Evolutionary Musicology

  title={Evolutionary Musicology},
  author={Nathan Oesch},
  journal={Encyclopedia of Evolutionary Psychological Science},
  • Nathan Oesch
  • Published 2020
  • Encyclopedia of Evolutionary Psychological Science

On the representation of hierarchical structure: Revisiting Darwin’s musical protolanguage

In this article, we address the tenability of Darwin’s musical protolanguage, arguing that a more compelling evolutionary scenario is one where a prosodic protolanguage is taken to be the preliminary



Production of grooming-associated sounds by chimpanzees (Pan troglodytes) at Ngogo: variation, social learning, and possible functions

Comparison to other research sites shows that the possible existence of grooming-specific sound dialects in chimpanzees deserves further investigation, and limited data showing that bouts accompanied by teeth chomping or spluttering at their initiation were longer than bouts for which this was not the case point toward a social function, but more data are needed for a definitive test.
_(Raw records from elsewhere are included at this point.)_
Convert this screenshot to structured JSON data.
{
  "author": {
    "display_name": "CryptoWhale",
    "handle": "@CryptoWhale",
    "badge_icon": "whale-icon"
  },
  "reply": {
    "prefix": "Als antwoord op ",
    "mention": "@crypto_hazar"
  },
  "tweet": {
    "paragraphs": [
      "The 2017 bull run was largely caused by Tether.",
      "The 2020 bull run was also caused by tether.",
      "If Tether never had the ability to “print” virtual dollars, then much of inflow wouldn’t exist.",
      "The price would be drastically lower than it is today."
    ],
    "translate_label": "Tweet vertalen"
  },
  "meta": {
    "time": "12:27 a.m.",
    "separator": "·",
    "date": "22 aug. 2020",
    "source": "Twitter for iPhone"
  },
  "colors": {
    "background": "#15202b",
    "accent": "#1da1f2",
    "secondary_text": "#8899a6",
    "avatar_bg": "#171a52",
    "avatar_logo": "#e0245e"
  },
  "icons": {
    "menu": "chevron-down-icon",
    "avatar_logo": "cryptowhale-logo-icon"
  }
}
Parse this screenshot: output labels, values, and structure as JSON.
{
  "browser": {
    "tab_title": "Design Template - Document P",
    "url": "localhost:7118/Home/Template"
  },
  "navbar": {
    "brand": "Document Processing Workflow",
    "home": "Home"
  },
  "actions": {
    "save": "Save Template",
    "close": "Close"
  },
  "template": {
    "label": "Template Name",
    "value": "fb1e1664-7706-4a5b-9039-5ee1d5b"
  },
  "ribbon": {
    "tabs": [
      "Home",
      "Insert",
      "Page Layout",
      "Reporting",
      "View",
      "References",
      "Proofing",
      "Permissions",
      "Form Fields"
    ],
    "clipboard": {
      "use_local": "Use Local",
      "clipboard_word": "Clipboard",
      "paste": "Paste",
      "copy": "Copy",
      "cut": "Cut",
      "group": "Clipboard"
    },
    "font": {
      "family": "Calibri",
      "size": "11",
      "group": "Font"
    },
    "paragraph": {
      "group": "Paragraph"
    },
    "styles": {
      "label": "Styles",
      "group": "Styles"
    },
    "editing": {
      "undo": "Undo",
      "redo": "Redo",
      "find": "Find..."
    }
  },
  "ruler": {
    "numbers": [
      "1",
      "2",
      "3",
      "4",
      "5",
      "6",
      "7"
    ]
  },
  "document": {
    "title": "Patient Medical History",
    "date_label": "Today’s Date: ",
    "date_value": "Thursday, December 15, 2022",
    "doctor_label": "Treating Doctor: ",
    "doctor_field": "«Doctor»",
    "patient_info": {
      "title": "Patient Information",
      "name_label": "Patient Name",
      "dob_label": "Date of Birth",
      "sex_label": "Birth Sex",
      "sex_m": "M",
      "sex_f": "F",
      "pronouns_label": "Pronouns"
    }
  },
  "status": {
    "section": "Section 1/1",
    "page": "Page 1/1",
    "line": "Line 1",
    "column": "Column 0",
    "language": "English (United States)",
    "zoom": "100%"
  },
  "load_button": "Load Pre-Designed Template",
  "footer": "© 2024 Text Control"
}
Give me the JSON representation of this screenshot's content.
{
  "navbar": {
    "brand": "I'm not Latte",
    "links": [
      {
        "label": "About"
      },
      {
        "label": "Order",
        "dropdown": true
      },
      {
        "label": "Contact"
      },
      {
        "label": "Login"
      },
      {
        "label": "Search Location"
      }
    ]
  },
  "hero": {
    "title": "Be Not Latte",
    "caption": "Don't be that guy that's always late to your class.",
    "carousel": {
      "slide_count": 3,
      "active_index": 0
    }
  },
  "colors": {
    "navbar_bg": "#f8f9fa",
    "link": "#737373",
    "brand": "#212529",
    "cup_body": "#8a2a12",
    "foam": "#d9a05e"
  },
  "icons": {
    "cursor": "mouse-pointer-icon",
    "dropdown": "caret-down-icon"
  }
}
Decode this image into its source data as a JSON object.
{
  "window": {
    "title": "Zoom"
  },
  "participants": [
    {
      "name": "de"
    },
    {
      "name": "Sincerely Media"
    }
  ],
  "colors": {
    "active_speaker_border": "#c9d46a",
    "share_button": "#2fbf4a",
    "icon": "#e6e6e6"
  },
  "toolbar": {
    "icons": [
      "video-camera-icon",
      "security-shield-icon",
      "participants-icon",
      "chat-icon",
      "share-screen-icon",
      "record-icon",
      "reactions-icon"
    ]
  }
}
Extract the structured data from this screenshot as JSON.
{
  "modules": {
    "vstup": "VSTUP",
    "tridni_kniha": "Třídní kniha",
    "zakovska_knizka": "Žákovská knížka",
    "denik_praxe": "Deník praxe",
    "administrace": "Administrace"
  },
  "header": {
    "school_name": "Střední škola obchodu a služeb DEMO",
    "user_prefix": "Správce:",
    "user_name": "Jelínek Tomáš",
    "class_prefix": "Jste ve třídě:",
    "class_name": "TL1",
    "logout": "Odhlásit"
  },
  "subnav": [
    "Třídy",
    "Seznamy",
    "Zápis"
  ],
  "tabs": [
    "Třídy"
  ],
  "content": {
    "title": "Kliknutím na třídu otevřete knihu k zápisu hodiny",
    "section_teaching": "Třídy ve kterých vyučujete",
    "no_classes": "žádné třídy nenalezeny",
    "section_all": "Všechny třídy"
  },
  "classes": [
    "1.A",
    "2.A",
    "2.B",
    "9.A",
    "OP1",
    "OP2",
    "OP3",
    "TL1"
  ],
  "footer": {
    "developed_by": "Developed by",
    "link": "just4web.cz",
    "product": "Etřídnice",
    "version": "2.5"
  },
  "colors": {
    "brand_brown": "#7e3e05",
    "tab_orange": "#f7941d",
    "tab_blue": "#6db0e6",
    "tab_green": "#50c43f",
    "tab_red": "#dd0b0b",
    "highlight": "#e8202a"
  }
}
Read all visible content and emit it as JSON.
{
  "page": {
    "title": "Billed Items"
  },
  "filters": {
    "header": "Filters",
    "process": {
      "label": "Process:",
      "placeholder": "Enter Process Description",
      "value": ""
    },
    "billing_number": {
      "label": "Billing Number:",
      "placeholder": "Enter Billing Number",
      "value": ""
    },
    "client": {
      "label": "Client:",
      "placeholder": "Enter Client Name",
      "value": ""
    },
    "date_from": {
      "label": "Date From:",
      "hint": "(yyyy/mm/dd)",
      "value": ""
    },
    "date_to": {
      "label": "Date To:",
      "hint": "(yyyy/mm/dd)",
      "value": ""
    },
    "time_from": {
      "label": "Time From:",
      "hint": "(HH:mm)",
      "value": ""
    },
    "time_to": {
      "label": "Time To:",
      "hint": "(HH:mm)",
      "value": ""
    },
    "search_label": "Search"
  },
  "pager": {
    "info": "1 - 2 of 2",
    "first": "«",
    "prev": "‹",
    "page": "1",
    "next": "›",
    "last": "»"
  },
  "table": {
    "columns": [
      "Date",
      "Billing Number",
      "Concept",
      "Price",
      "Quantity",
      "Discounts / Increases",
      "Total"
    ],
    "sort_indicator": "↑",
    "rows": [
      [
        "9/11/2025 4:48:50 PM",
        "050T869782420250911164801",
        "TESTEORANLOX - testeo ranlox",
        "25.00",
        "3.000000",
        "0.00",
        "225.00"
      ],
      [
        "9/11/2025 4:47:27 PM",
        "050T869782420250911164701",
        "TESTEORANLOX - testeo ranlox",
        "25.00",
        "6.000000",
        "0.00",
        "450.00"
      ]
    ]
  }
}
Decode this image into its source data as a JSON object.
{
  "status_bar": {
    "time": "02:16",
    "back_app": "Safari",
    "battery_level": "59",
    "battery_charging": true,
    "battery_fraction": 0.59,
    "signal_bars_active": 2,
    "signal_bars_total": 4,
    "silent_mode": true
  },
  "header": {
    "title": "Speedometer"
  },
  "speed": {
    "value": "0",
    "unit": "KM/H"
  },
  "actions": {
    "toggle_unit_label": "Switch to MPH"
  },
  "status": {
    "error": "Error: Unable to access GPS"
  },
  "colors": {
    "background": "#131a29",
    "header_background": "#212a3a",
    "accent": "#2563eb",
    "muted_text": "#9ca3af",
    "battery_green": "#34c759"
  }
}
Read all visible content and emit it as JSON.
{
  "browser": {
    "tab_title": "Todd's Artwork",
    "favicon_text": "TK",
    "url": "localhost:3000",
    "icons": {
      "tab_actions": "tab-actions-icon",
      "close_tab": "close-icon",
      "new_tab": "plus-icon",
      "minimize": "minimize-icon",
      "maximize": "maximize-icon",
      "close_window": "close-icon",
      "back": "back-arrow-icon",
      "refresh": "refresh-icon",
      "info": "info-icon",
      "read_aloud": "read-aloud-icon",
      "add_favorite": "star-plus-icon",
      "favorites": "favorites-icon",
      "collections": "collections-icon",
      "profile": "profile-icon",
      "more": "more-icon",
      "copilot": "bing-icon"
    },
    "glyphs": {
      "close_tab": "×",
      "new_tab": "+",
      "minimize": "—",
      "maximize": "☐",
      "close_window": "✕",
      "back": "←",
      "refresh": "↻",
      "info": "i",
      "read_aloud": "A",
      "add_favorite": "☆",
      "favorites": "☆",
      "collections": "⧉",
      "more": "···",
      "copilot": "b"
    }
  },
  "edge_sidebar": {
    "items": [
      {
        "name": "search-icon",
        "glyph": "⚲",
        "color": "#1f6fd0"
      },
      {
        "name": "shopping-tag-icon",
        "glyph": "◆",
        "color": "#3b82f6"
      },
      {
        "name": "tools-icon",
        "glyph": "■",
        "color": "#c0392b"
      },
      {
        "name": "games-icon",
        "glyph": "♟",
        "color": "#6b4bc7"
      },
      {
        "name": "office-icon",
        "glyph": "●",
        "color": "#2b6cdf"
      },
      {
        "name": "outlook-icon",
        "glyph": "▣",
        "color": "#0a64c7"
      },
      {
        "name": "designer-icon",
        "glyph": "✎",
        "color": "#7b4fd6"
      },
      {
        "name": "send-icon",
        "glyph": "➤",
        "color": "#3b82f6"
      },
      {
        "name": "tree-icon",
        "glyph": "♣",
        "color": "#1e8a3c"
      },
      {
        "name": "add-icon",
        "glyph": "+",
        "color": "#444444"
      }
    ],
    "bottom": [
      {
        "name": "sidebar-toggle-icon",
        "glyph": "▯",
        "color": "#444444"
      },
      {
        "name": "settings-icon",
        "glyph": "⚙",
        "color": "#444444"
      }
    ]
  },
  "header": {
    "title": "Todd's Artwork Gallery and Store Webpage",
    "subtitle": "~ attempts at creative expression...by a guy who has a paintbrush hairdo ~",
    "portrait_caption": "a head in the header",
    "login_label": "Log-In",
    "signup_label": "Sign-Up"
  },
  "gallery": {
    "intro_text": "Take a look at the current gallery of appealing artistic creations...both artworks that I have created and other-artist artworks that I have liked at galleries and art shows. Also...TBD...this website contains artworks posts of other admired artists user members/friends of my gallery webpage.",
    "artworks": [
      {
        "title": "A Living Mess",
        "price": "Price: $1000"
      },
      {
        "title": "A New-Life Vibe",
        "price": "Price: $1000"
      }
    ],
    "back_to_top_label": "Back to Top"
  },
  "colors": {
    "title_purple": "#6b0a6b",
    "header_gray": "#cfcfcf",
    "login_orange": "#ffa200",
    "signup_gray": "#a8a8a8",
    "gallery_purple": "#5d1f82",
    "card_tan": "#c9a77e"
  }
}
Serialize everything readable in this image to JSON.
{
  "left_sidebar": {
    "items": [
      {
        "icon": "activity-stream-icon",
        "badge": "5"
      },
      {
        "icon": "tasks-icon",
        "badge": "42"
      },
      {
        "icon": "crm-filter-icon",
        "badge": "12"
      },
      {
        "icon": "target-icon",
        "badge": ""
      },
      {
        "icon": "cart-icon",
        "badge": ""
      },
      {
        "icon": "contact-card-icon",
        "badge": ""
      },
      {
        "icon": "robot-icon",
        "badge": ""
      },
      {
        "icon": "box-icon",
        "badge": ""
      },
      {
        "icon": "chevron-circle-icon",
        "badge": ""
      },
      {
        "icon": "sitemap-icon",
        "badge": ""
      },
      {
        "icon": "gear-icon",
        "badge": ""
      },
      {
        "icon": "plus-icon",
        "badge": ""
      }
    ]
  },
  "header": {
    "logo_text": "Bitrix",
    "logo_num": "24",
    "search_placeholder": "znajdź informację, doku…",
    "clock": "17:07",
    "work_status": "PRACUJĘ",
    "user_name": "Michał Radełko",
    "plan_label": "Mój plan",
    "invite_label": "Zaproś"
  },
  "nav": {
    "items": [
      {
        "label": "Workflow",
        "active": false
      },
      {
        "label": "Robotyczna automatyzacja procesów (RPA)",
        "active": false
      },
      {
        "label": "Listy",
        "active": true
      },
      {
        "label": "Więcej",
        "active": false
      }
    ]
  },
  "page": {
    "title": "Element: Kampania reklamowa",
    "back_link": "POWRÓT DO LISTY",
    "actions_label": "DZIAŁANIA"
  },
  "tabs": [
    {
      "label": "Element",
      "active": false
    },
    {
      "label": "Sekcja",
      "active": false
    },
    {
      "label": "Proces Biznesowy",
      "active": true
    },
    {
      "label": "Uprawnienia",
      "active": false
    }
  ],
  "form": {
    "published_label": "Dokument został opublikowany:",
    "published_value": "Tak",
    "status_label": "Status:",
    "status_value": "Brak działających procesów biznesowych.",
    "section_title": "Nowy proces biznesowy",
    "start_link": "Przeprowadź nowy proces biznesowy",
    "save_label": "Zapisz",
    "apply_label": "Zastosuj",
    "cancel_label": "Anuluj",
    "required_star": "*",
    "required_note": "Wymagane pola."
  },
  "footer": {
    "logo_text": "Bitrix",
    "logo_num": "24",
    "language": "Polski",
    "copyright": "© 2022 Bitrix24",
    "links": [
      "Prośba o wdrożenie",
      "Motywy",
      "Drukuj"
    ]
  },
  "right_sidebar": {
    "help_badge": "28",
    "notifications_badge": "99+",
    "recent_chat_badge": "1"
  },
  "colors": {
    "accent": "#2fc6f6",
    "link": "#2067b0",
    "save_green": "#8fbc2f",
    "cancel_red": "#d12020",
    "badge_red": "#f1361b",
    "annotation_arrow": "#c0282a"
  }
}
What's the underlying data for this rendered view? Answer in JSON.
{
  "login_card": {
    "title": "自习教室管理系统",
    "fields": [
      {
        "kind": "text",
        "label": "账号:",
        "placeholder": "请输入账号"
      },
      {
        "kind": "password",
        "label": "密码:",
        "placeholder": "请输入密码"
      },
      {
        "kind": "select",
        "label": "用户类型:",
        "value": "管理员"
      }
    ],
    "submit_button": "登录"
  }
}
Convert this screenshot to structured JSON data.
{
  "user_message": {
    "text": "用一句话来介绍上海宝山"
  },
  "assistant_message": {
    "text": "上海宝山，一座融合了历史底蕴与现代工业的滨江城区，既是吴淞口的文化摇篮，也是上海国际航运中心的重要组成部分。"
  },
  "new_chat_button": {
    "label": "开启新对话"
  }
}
Sexual selection for syntax and kin selection for semantics: problems and prospects

The evolution of human language, and the kind of thought the communication of which requires it, raises considerable explanatory challenges. These systems of representation constitute a radical

Music listening evokes implicit affiliation

Recent empirical evidence suggests that – like other synchronized, collective actions – making music together with others fosters affiliation and pro-social behaviour. However, it is not yet known


Research in anthropology, ethnomusicology, developmental and comparative psychology, neuropsychology, and neurophysiology is reviewed that bears on questions concerning the origins and evolution of music, focusing on the hypothesis that music perception is constrained by innate, possibly human- and musicspecific principles of organization.

Maternal engagement with music up to nine months post-birth: Findings from a cross-sectional study in England

There is significant evidence of the benefits of music for babies and emerging evidence that music may also benefit mothers’ wellbeing. However, there is a lack of current data documenting maternal

Evolution, communication, and the proper function of language

Language is both a biological and a cultural phenomenon. Our aim here is to discuss, in an evolutionary perspective, the articulation of these two aspects of language. For this, we draw on the